Although Laser Radar has been in use for almost a decade, the new software suite simplifies its programming and operation.
After six years in development, Nikon Metrology and software developer Metrologic Group (metrologicgroup.com) have released a new production line-ready 3D metrology system in which Nikon’s robot-mounted Laser Radar is programmed with Silma X4 i-Robot simulation software and controlled and automated by Metrolog X4 i-Robot software.
Nikon Laser Radar is an automated, non-contact measurement system for applications of up to 50-m radius that is fitted to a six-axis robot arm. It precisely measures geometry without requiring photogrammetry targets, laser tracker spherically mounted retro-reflectors or probes. Laser Radar is not sensitive to lighting or temperature and can measure most surfaces, including glass. It can also measure through transparent materials. Accuracies range from 24µm at a 2-m distance to 300µm at a 30-m distance. Inspection speeds reach 2,000 points per second in Vision Scan capture mode.
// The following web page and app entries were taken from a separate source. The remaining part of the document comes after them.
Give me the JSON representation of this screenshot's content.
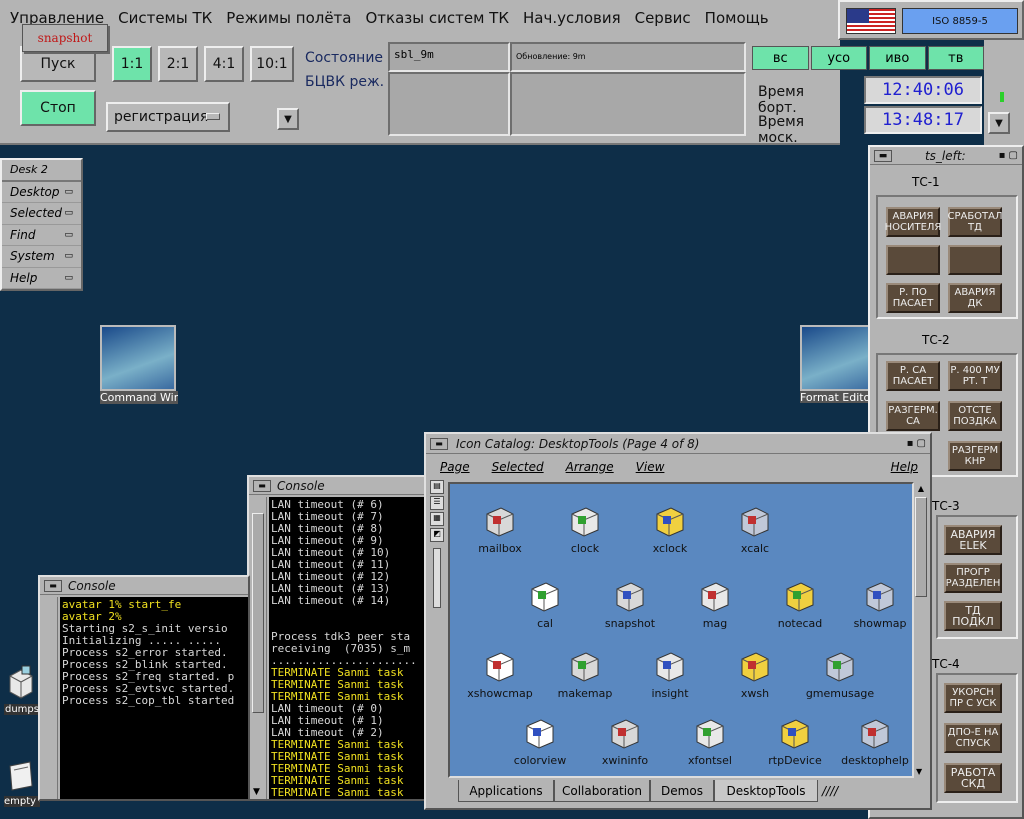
{
  "snapshot_label": "snapshot",
  "menu": [
    "Управление",
    "Системы ТК",
    "Режимы полёта",
    "Отказы систем ТК",
    "Нач.условия",
    "Сервис",
    "Помощь"
  ],
  "flag": {
    "code": "ISO 8859-5"
  },
  "controls": {
    "pusk": "Пуск",
    "stop": "Стоп",
    "speeds": [
      "1:1",
      "2:1",
      "4:1",
      "10:1"
    ],
    "mode": "регистрация",
    "state_label_1": "Состояние",
    "state_label_2": "БЦВК реж.",
    "field1": "sbl_9m",
    "field2": "Обновление: 9m",
    "indicators": [
      "вс",
      "усо",
      "иво",
      "тв"
    ],
    "time_board_label": "Время борт.",
    "time_board": "12:40:06",
    "time_msk_label": "Время моск.",
    "time_msk": "13:48:17"
  },
  "desk": {
    "title": "Desk 2",
    "items": [
      "Desktop",
      "Selected",
      "Find",
      "System",
      "Help"
    ]
  },
  "desktop_icons": {
    "cmd": "Command Win",
    "fmt": "Format Edito",
    "dumps": "dumps",
    "empty": "empty c"
  },
  "ts_left": {
    "title": "ts_left:",
    "groups": [
      {
        "name": "ТС-1",
        "buttons": [
          "АВАРИЯ НОСИТЕЛЯ",
          "СРАБОТАЛ ТД",
          "",
          "",
          "Р. ПО ПАСАЕТ",
          "АВАРИЯ ДК"
        ]
      },
      {
        "name": "ТС-2",
        "buttons": [
          "Р. СА ПАСАЕТ",
          "Р. 400 МУ РТ. Т",
          "РАЗГЕРМ. СА",
          "ОТСТЕ ПОЗДКА",
          "РАЗГЕРМ КНР"
        ]
      },
      {
        "name": "ТС-3",
        "buttons": [
          "АВАРИЯ ELEK",
          "ПРОГР РАЗДЕЛЕН",
          "ТД ПОДКЛ"
        ]
      },
      {
        "name": "ТС-4",
        "buttons": [
          "УКОРСН ПР С УСК",
          "ДПО-Е НА СПУСК",
          "РАБОТА СКД"
        ]
      }
    ]
  },
  "console1": {
    "title": "Console",
    "lines": [
      {
        "t": "LAN timeout (# 6)",
        "c": "w"
      },
      {
        "t": "LAN timeout (# 7)",
        "c": "w"
      },
      {
        "t": "LAN timeout (# 8)",
        "c": "w"
      },
      {
        "t": "LAN timeout (# 9)",
        "c": "w"
      },
      {
        "t": "LAN timeout (# 10)",
        "c": "w"
      },
      {
        "t": "LAN timeout (# 11)",
        "c": "w"
      },
      {
        "t": "LAN timeout (# 12)",
        "c": "w"
      },
      {
        "t": "LAN timeout (# 13)",
        "c": "w"
      },
      {
        "t": "LAN timeout (# 14)",
        "c": "w"
      },
      {
        "t": "",
        "c": "w"
      },
      {
        "t": "",
        "c": "w"
      },
      {
        "t": "Process tdk3 peer sta",
        "c": "w"
      },
      {
        "t": "receiving  (7035) s_m",
        "c": "w"
      },
      {
        "t": "......................",
        "c": "w"
      },
      {
        "t": "TERMINATE Sanmi task",
        "c": "y"
      },
      {
        "t": "TERMINATE Sanmi task",
        "c": "y"
      },
      {
        "t": "TERMINATE Sanmi task",
        "c": "y"
      },
      {
        "t": "LAN timeout (# 0)",
        "c": "w"
      },
      {
        "t": "LAN timeout (# 1)",
        "c": "w"
      },
      {
        "t": "LAN timeout (# 2)",
        "c": "w"
      },
      {
        "t": "TERMINATE Sanmi task",
        "c": "y"
      },
      {
        "t": "TERMINATE Sanmi task",
        "c": "y"
      },
      {
        "t": "TERMINATE Sanmi task",
        "c": "y"
      },
      {
        "t": "TERMINATE Sanmi task",
        "c": "y"
      },
      {
        "t": "TERMINATE Sanmi task",
        "c": "y"
      }
    ]
  },
  "console2": {
    "title": "Console",
    "lines": [
      {
        "t": "avatar 1% start_fe",
        "c": "y"
      },
      {
        "t": "avatar 2%",
        "c": "y"
      },
      {
        "t": "Starting s2_s_init versio",
        "c": "w"
      },
      {
        "t": "Initializing ..... .....",
        "c": "w"
      },
      {
        "t": "Process s2_error started.",
        "c": "w"
      },
      {
        "t": "Process s2_blink started.",
        "c": "w"
      },
      {
        "t": "Process s2_freq started. p",
        "c": "w"
      },
      {
        "t": "Process s2_evtsvc started.",
        "c": "w"
      },
      {
        "t": "Process s2_cop_tbl started",
        "c": "w"
      }
    ]
  },
  "catalog": {
    "title": "Icon Catalog: DesktopTools (Page 4 of 8)",
    "menu": [
      "Page",
      "Selected",
      "Arrange",
      "View",
      "Help"
    ],
    "icons": [
      "mailbox",
      "clock",
      "xclock",
      "xcalc",
      "cal",
      "snapshot",
      "mag",
      "notecad",
      "showmap",
      "xshowcmap",
      "makemap",
      "insight",
      "xwsh",
      "gmemusage",
      "colorview",
      "xwininfo",
      "xfontsel",
      "rtpDevice",
      "desktophelp"
    ],
    "tabs": [
      "Applications",
      "Collaboration",
      "Demos",
      "DesktopTools"
    ]
  }
}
Although Laser Radar has been in use for almost a decade, the new software suite greatly simplifies its programming and operation. Metrolog X4 i-Robot controls and synchronizes the motions of the robot and the Laser Radar. It can accommodate any robot cell, including a 7th axis rail or a rotary table axis—or even multiple robots. The solution is independent of the robot accuracy; therefore, robot drift, warm-up and backlash do not influence the results. The system simply executes single or multiple part programs that can easily adapt to different part models or variations.
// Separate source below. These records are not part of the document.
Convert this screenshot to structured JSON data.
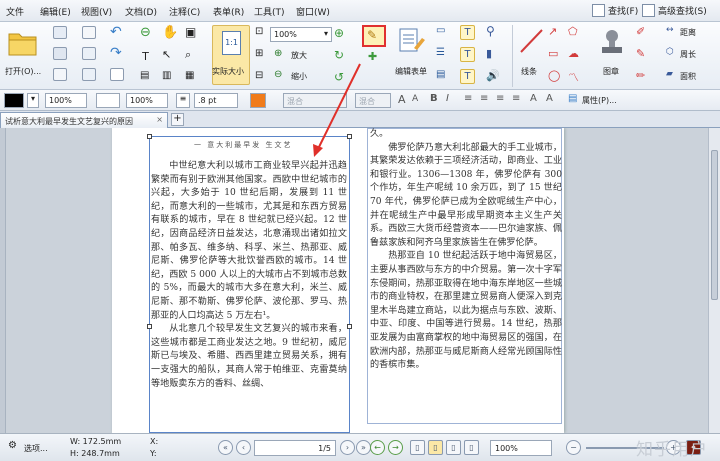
{
  "menu": [
    "文件",
    "编辑(E)",
    "视图(V)",
    "文档(D)",
    "注释(C)",
    "表单(R)",
    "工具(T)",
    "窗口(W)"
  ],
  "menu_right": {
    "find": "查找(F)",
    "advanced_find": "高级查找(S)"
  },
  "ribbon": {
    "open": "打开(O)...",
    "actual_size": "实际大小",
    "zoom_value": "100%",
    "zoom_in": "放大",
    "zoom_out": "缩小",
    "edit_form": "编辑表单",
    "line": "线条",
    "image": "图章",
    "distance": "距离",
    "perimeter": "周长",
    "area": "面积"
  },
  "format": {
    "opacity1": "100%",
    "opacity2": "100%",
    "line_width": ".8 pt",
    "blend1": "混合",
    "blend2": "混合",
    "properties": "属性(P)..."
  },
  "tab": {
    "title": "试析意大利最早发生文艺复兴的原因",
    "add": "+"
  },
  "document": {
    "header": "一  意大利最早发  生文艺",
    "left_paragraphs": [
      "中世纪意大利以城市工商业较早兴起并迅趋繁荣而有别于欧洲其他国家。西欧中世纪城市的兴起，大多始于 10 世纪后期，发展到 11 世纪，而意大利的一些城市，尤其是和东西方贸易有联系的城市，早在 8 世纪就已经兴起。12 世纪，因商品经济日益发达，北意涌现出诸如拉文那、帕多瓦、维多纳、科孚、米兰、热那亚、威尼斯、佛罗伦萨等大批饮誉西欧的城市。14 世纪，西欧 5 000 人以上的大城市占不到城市总数的 5%，而最大的城市大多在意大利，米兰、威尼斯、那不勒斯、佛罗伦萨、波伦那、罗马、热那亚的人口均高达 5 万左右¹。",
      "从北意几个较早发生文艺复兴的城市来看，这些城市都是工商业发达之地。9 世纪初，威尼斯已与埃及、希腊、西西里建立贸易关系，拥有一支强大的船队，其商人常于帕维亚、克雷莫纳等地贩卖东方的香料、丝绸、"
    ],
    "right_top": "久。",
    "right_paragraphs": [
      "佛罗伦萨乃意大利北部最大的手工业城市，其繁荣发达依赖于三项经济活动，即商业、工业和银行业。1306—1308 年，佛罗伦萨有 300 个作坊，年生产呢绒 10 余万匹，到了 15 世纪 70 年代，佛罗伦萨已成为全欧呢绒生产中心，并在呢绒生产中最早形成早期资本主义生产关系。西欧三大货币经营资本——巴尔迪家族、佩鲁兹家族和阿齐乌里家族皆生在佛罗伦萨。",
      "热那亚自 10 世纪起活跃于地中海贸易区，主要从事西欧与东方的中介贸易。第一次十字军东侵期间，热那亚取得在地中海东岸地区一些城市的商业特权，在那里建立贸易商人便深入到克里木半岛建立商站，以此为据点与东欧、波斯、中亚、印度、中国等进行贸易。14 世纪，热那亚发展为由富商掌权的地中海贸易区的强国，在欧洲内部，热那亚与威尼斯商人经常光顾国际性的香槟市集。"
    ]
  },
  "status": {
    "select": "选项...",
    "width": "W: 172.5mm",
    "height": "H: 248.7mm",
    "x": "X:",
    "y": "Y:",
    "page": "1/5",
    "zoom": "100%",
    "watermark": "知乎用户"
  }
}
Silma X4 i-Robot is a virtual, offline programming and simulation tool that can generate automatically optimized Laser Radar and robot positions. It handles the robot constraints (singularities, over speed, limits) and Laser Radar specifics (line of sight, incidence angle, etc.) to combine optimized and collision-free trajectories. The software automates what was formerly a complex programming operation.
Here's an overview of the study of assembly plant productivity that gets the undivided attention of all automakers: "The Harbour Report." Although the Big Three companies are getting better, they still have a way to go. But given the levels of competition, better won't be good enough for some plants, it seems.
PennEngineering offers a global supply for a wide range of fasteners for the automotive industry, including China-based facilities that manufacture standard and custom products to world-class standards of quality at lower cost.
For the right parts, or families of parts, an automated CNC turning cell is simply the least expensive way to produce high-quality parts. Here’s why.